Via Dustbury, thoughts on being alone.
Maybe Justice Kennedy could have helped this guy.
Three months ago in an apartment on the outskirts of Osaka, Japan, Haruki Watanabe died alone. For weeks his body slowly decomposed, slouched in its own fluids and surrounded by fetid, fortnight-old food. He died of self-neglect, solitude, and a suspected heart problem. At 60, Watanabe, wasn’t old, nor was he especially poor. He had no friends, no job, no wife, and no concerned children. His son hadn’t spoken to him in years, nor did he want to again.
For three months no one called, no one knew, no one cared. For three months Watanabe rotted in his bedsheets, alongside pots of instant ramen and swarming cockroaches. The day that someone eventually called, he came not out of concern but out of administration. Watanabe had run out of money, and his bank had stopped paying the rent. The exasperated landlord, Toru Suzuki, had rung and rung, but no one had picked up. Sufficiently angry, he made the trip from his own home, in downtown Osaka, to the quiet suburb where his lodger lived. (Both men’s names are pseudonyms.)

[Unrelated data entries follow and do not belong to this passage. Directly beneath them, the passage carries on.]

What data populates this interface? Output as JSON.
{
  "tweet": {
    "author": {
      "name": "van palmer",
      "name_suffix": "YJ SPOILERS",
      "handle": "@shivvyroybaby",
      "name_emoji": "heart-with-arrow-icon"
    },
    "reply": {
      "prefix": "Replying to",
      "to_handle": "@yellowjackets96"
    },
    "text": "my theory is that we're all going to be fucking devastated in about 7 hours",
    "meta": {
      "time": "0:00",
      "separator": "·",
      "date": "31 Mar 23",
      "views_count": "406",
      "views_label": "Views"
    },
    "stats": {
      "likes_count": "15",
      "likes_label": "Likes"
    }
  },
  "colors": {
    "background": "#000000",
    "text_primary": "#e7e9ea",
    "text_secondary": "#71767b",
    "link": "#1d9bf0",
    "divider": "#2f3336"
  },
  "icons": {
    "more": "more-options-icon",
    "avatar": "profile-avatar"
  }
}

First, there was the smell, a thick, noxious sweetness oozing from beneath the door frame. Second, there was the sight, the shape of a mortally slumped corpse beneath urine-soaked bedsheets. Third, there was the reality: Suzuki had come to collect his dues but had instead found his tenant’s dead body.